By Kimberly Lord Stewart
It’s widely accepted that the delivery mode, whether vaginally or C-section, shapes the manner in which an infant’s healthy microbiota are established. Vaginal deliveries are preferred to help colonize an infant’s healthy bacteria. A new study, published in Cell Host & Microbe, confirmed this understanding and found the cessation of breastfeeding is a significant catalyst for the development of adult-like microbiota.1
This study of 98 Swedish infants identified the origins of the infant’s healthy microbiota and determined when the system was “knocked out of balance.”2 Fecal samples taken during the infant’s first year of life found a direct link from the birthing method to the infant’s microbiome. The authors noted, “Babies born via C-section had gut bacteria that showed significantly less resemblance to their mothers compared to those that were delivered vaginally.” However, the decision to breastfeed or bottle feed was a primary driver of how the infant’s gut microbiome developed.
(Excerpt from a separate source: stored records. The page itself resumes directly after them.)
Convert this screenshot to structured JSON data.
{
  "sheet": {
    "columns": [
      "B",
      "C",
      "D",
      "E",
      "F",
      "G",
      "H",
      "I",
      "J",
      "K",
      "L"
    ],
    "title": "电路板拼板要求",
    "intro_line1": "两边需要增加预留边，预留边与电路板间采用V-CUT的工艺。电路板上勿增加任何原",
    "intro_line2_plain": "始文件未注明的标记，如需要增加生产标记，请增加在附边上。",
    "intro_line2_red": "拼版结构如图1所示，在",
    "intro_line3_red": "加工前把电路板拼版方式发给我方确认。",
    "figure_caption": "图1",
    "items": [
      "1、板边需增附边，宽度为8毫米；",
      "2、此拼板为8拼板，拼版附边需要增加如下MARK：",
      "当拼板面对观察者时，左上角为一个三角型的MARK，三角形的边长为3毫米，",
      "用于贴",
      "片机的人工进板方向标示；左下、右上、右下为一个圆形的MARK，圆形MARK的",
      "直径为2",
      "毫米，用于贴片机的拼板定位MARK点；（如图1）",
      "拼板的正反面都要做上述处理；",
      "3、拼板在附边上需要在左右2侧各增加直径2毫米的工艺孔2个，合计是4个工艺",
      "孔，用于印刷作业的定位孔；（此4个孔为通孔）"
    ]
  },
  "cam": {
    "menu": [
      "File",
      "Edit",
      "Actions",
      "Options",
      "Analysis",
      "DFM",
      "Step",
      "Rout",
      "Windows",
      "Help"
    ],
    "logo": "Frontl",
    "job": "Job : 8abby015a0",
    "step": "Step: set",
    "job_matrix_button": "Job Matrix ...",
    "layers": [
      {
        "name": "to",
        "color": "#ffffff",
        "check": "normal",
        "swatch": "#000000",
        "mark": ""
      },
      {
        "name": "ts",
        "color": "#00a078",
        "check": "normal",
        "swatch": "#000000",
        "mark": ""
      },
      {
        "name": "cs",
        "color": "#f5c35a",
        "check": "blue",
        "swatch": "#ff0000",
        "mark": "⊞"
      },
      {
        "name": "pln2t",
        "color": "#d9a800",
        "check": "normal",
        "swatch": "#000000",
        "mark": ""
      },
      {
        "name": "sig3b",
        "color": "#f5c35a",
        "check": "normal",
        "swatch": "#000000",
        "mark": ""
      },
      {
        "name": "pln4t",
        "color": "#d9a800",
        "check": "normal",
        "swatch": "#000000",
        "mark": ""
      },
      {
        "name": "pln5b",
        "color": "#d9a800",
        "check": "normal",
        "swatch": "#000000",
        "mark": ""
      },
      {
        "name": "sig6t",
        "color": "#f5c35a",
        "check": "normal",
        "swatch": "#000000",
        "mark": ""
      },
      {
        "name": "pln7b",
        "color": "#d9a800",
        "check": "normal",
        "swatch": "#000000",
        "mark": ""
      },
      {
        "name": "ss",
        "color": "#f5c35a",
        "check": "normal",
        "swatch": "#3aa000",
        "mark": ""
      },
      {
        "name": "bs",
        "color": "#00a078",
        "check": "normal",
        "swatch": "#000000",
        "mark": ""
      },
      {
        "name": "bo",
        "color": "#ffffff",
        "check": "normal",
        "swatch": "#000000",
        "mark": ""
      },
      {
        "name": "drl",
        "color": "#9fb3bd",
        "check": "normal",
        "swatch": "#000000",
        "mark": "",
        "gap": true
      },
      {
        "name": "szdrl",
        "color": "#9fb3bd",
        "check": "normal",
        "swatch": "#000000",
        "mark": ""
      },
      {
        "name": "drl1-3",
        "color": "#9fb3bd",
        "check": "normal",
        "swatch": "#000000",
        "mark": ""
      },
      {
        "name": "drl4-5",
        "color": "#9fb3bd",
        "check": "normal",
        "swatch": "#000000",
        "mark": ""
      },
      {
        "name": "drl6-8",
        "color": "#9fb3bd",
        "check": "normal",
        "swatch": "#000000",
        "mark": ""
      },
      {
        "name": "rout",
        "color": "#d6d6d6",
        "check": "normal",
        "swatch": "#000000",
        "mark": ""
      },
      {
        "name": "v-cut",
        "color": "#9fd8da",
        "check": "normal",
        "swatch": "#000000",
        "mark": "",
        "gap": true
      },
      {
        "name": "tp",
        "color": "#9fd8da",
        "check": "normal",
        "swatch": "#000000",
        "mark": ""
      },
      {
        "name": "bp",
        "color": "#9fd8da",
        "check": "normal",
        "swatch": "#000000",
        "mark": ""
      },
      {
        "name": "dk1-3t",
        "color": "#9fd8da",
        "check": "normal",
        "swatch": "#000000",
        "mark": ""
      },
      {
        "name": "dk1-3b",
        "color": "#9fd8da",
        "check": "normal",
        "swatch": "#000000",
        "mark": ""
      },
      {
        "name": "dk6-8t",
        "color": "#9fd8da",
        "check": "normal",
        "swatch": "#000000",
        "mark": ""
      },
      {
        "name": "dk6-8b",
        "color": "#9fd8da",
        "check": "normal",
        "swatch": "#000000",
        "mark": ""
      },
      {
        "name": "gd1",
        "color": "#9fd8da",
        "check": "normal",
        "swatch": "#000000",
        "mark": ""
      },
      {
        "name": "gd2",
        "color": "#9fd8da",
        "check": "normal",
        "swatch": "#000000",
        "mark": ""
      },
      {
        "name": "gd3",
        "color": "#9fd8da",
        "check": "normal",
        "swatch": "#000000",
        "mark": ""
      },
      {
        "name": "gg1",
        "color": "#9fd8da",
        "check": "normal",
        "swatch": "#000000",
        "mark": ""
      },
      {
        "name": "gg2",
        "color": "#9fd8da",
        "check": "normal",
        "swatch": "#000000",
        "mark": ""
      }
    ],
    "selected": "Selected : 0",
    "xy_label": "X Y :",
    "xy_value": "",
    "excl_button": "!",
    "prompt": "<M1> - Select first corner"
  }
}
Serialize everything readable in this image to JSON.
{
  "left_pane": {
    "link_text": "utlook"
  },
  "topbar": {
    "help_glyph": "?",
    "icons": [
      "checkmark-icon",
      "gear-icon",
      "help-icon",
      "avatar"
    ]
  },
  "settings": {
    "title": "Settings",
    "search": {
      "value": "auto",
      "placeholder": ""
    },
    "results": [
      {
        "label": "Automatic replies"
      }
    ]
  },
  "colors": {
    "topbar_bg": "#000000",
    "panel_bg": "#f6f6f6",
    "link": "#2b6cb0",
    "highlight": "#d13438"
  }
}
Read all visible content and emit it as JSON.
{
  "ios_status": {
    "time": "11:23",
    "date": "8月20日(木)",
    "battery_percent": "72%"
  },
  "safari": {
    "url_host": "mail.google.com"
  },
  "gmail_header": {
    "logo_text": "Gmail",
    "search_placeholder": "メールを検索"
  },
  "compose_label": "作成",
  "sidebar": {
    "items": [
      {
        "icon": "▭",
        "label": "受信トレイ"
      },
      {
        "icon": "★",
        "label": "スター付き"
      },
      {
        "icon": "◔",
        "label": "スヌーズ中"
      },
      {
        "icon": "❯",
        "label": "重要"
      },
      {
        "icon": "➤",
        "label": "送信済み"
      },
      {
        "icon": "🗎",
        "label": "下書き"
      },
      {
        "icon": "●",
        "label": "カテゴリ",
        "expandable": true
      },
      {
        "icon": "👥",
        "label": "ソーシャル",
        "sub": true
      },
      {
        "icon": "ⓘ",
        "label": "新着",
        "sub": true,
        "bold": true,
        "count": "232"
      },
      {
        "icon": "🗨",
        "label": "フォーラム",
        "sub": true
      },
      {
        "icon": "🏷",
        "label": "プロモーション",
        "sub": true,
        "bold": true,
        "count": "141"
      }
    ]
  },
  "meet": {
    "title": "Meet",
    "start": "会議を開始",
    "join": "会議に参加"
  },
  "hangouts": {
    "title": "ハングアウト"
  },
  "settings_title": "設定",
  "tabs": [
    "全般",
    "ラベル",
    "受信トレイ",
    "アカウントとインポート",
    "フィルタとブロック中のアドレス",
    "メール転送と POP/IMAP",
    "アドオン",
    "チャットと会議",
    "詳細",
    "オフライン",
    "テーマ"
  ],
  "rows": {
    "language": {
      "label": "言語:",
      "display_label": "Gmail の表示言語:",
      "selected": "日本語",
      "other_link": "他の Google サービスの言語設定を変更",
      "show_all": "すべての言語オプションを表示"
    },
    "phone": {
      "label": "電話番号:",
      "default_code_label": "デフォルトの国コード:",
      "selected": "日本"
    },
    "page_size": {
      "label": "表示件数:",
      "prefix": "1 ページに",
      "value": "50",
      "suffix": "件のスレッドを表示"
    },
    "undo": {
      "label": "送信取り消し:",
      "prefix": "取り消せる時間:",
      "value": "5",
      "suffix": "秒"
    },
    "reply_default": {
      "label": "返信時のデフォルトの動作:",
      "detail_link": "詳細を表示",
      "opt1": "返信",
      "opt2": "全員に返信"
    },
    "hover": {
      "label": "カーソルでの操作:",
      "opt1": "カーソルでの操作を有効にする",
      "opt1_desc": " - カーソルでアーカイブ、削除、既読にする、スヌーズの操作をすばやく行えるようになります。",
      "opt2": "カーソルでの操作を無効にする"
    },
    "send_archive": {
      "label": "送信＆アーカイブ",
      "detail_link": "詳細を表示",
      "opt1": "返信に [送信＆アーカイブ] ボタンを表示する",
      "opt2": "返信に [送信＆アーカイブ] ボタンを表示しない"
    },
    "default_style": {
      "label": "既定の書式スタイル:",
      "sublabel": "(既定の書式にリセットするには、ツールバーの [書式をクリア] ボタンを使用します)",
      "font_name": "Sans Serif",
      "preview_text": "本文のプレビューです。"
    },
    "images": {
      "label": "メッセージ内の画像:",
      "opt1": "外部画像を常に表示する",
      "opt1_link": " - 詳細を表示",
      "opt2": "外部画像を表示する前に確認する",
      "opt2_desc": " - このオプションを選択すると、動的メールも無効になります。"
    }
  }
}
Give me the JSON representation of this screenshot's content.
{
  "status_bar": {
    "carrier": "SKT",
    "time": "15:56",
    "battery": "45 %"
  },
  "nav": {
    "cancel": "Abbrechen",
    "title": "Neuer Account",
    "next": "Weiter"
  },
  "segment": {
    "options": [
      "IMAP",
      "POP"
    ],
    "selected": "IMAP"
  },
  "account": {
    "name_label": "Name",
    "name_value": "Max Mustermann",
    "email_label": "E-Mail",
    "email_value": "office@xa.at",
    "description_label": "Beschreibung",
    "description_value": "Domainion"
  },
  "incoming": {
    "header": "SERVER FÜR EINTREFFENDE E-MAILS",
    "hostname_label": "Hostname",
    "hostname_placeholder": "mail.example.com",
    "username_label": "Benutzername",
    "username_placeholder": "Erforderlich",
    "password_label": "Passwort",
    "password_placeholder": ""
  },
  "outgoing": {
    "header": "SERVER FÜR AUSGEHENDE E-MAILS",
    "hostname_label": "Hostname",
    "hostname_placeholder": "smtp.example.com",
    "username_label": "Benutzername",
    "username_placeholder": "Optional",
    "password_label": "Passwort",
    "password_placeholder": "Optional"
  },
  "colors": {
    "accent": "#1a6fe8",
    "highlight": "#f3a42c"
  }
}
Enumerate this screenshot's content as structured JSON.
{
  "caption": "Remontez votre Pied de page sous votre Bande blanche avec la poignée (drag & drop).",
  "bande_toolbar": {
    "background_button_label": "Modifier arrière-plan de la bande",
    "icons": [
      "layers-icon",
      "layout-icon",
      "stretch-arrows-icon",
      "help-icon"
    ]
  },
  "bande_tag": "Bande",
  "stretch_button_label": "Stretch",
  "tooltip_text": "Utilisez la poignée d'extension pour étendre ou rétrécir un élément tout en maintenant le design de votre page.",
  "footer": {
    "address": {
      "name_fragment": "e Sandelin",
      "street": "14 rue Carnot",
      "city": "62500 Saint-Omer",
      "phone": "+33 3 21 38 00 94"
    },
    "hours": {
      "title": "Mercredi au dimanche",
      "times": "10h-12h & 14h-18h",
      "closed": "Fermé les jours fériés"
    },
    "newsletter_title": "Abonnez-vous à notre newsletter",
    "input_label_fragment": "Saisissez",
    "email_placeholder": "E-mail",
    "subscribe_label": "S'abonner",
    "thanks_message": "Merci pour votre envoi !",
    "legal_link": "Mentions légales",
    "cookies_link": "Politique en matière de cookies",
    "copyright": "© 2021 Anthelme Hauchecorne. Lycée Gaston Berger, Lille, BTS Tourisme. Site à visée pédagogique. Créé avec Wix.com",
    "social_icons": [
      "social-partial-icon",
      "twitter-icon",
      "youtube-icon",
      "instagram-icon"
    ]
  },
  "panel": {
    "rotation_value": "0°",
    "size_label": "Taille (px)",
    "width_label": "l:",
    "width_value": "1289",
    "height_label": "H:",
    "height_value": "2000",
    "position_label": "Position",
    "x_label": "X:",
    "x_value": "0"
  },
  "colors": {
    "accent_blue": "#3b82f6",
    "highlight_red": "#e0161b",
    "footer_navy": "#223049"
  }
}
“Our findings surprisingly demonstrated that cessation of breastfeeding, rather than introduction of solid foods, is the major driver in the development of an adult-like microbiota,” says lead study author Fredrik Bäckhed of The University of Gothenburg, Sweden. “However, the effect of an altered microbiome early in life on health and disease in adolescence and adulthood remains to be demonstrated.”
Recent science shows that gut bacteria are themselves a source of nutrients and vitamins. Their adaptive nature and interaction with other cellular processes plays a significant role in the infant’s metabolism, immunity and even cognitive health.3
This new study supports previous observations that most early bacterial colonizers of the gut are derived from the mother.4,5 The investigators noted that while C-section babies receive less of their mother’s microbes, they are still passed on through the skin and mouth.
The unique nature of this study tracked the infant’s bacteria development and how respective populations shifted depending on what the child eats. The catalyst for the most dramatic change was the cessation of breastfeeding. This confirms earlier research showing that certain types of bacteria thrive on the nutrients breast milk provides.6 “Once these nutrients are no longer available, other bacteria emerge that are more commonly seen in adults,” the researchers noted in a press statement.7
“Our results underscore the role of breastfeeding in the shaping and succession of gut microbial communities during the first year of life,” the authors wrote. “The gut microbiota of children no longer breastfed was enriched in species belonging to Clostridia that are prevalent in adults, such as Roseburia, Clostrium, and Anaerostipes. In contrast, Bifidobacterium and Lactobacillus still dominated the gut microbiota of breastfed infants at 12 months.”
For more research in how an infant’s gut microbiota develops up to age three, click here to read: Breastfeeding and Intestinal Microbiota.
A probiotic is only as good as its beneficial bacterial components. Read more on how specialized strains exert discrete benefits in Genus Species and Strains, Probiotic Primer
- Bäckhed F, et al. Dynamics and Stabilization of the Human Gut Microbiome during the First Year of Life. Cell Host Microbe. 2015 May 13;17(5):690-703.
- The infant gut microbiome: New studies on its origins and how it’s knocked out of balance. Press Statement, Eureka Alert, May 13, 2015. Accessed online at https://www.eurekalert.org/pub_releases/2015-05/cp-tig050715.php
- Aguirre M, et al. The art of targeting gut microbiota for tackling human obesity. Genes Nutr. 2015 Jul;10(4):472.
- Biasucci G, et al. Cesarean delivery may affect the early biodiversity of intestinal bacteria. J Nutr. 2008 Sep;138(9):1796S-1800S.
- Grönlund MM, et al. Fecal microflora in healthy infants born by different methods of delivery: Permanent changes in intestinal flora after Cesarean delivery. J Pediatr Gastroenterol Nutr.1999;28:19–25.
- Gueimonde M, et al. Breast milk: a source of bifidobacteria for infant gut development and maturation? Neonatology. 2007;92(1):64-6.
- ibid. Eureka Alert.
- Vangay P, et al. Antibiotics, Pediatric Dysbiosis, and Disease. Cell Host Microbe. 2015 May 13;17(5):553-564. doi: 10.1016/j.chom.2015.04.006.
- Fujimura KE, Lynch SV. Microbiota in Allergy and Asthma and the Emerging Relationship with the Gut Microbiome. Cell Host Microbe. 2015 May 13;17(5):592-602.